The risks inherent to baseball have changed over the years and it is perfectly reasonable to find that our tolerance for more risks has a limit.
The cases involving spectators are even more problematic.
Thursday, March 28, 2013
Tomorrow's Guest Blogger is Alberto Bernabe, Professor at The John Marshall Law School in Chicago. After graduating from law school, Alberto Bernabe clerked for Justice Federico Hernandez-Denton of the Supreme Court of Puerto Rico. He later entered private practice, specializing in personal injury, mass disaster litigation, and general media law practice.
Before joining the faculty at The John Marshall Law School in 1992, Professor Bernabe was a teaching fellow at Temple University, where he taught Mass Media Law and collaborated in teaching Torts, Products Liability, and Legal Ethics. He also teaches frequently as a visiting professor at the University of Puerto Rico Law School.
Professor Bernabe teaches Torts and Professional Responsibility and has published articles on many different topics, including the rules of professional conduct, journalism ethics, the Socratic method of teaching, the concept of the marketplace of ideas, tort reform, Puerto Rican tort law, and the relationship between the media and the judicial system.
Wednesday, March 27, 2013
Geoff Rapp (Toledo) has posted to SSRN his contribution to Howard Wasserman's symposium, Suicide, Concussions, and the NFL. The abstract provides:

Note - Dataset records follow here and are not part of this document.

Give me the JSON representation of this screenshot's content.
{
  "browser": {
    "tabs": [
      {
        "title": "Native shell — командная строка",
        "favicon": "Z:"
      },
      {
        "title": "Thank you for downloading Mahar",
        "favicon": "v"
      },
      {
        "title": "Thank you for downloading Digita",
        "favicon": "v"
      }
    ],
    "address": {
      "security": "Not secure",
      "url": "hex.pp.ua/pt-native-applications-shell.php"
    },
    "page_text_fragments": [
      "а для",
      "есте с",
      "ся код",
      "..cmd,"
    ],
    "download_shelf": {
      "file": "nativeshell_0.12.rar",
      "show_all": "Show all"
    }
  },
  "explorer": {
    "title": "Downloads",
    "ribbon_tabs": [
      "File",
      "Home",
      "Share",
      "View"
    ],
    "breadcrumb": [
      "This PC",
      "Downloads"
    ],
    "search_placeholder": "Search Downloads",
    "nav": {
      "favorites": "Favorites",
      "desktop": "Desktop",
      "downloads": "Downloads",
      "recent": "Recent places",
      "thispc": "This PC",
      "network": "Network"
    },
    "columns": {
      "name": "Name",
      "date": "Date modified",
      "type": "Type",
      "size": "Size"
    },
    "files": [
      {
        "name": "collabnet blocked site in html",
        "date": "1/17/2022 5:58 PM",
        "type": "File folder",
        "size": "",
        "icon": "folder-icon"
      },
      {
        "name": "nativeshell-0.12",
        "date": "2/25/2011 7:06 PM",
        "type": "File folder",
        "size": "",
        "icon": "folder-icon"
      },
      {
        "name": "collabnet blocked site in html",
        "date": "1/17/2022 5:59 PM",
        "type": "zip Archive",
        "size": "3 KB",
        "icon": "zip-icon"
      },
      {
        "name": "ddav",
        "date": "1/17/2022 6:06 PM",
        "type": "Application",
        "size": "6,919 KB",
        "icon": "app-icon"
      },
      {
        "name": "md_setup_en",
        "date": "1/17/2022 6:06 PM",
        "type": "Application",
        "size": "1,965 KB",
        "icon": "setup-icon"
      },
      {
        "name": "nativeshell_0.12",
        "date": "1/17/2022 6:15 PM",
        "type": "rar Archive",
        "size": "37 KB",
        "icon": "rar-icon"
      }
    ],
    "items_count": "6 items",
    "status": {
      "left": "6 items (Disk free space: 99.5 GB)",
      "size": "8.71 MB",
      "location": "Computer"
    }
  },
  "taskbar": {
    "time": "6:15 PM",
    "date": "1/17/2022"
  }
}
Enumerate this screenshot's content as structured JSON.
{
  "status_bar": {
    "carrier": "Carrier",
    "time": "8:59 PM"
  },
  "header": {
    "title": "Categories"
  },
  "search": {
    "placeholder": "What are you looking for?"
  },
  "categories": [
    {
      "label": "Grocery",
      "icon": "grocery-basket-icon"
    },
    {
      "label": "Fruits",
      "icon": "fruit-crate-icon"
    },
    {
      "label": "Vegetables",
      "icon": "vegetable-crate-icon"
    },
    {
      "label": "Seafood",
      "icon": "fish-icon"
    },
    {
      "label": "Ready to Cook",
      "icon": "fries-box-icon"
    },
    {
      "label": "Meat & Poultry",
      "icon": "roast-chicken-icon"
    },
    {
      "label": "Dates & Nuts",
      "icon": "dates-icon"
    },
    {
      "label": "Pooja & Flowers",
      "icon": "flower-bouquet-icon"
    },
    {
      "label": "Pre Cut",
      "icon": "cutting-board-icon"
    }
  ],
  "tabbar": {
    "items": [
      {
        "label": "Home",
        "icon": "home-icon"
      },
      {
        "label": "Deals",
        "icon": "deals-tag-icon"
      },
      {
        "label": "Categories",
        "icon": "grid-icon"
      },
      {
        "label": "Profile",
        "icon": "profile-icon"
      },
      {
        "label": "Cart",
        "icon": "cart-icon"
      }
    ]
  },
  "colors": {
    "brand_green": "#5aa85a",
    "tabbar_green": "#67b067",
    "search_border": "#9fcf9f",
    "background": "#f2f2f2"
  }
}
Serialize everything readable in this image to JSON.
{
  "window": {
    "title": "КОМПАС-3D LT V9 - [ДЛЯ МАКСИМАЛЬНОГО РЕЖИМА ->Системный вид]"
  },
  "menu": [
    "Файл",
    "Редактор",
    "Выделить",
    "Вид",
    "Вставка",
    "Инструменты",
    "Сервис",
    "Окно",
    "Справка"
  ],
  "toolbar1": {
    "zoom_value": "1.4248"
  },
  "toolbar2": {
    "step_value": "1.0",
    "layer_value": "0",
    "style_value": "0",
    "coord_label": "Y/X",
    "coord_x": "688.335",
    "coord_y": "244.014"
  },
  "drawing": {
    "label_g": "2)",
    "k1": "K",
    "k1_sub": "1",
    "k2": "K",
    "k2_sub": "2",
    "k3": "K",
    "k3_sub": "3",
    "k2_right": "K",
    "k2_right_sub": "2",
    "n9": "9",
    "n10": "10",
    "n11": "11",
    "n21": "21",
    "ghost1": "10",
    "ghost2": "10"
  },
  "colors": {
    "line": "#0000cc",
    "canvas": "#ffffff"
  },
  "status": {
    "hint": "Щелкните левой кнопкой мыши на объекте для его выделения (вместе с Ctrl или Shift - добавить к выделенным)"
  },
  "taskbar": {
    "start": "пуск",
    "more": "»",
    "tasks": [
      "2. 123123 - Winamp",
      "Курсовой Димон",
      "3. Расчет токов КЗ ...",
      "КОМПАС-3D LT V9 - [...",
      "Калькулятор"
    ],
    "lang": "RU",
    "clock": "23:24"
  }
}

This contribution to a FIU Law Review symposium on concussions in the NFL explores the state of the science and the possibility that the family of a former NFL player could recover from the NFL in the event that the former player committed suicide. While the link between brain injury, depression and suicide is both logical and supported by some emerging science, the paper suggests that significant legal obstacles would confront any such claim.
Tuesday, March 26, 2013
Nathan Oman & Jason Solomon (W&M) have posted to SSRN The Supreme Court's Theory of Private Law. The abstract provides:In this Article, we revisit the clash between private law and the First Amendment in the Supreme Court’s recent case, Snyder v. Phelps, using a private-law lens. We are scholars who write about private law as individual justice, a perspective that has been lost in recent years but is currently enjoying something of a revival.
Our argument is that the Supreme Court’s theory of private law has led it down a path that has distorted its doctrine in several areas, including the First Amendment–tort clash in Snyder. In areas that range from punitive damages to preemption, the Supreme Court has adopted a particular and dominant, but highly contested, theory of private law. It is the theory that private law is not private at all; it is part and parcel of government regulation, or “public law in disguise.”
Part I is a brief overview of how that jurisprudential view came to be, as well as a sketch of a competing view of private law as individual justice. In Part II, we briefly trace the development of the doctrine surrounding the tension between the First Amendment and private law, particularly tort law, and how it helps lead to the view of private law as government regulation displayed in Snyder. We also point out how the intentional infliction of emotional distress tort, the main claim at issue in Snyder, is a particularly poor vehicle for the Court’s theory of private law. A relatively recent tort, it was developed by scholars and judges as a means of redress for plaintiffs who had been wronged, but were left without a remedy.
Part III presents the central claims of the Article. We argue that the conception of private law as government regulation in Snyder arises from a combination of (1) the doctrinal tools that judges use in First Amendment cases, (2) the unitary nature of the state-action doctrine, and (3) the influence of instrumentalism, specifically in obscuring the plaintiff’s agency and the state interest in redress, and in privileging a particular view of compensation. In Part IV, we present some normative or prescriptive implications of our analysis, and then conclude.
Monday, March 25, 2013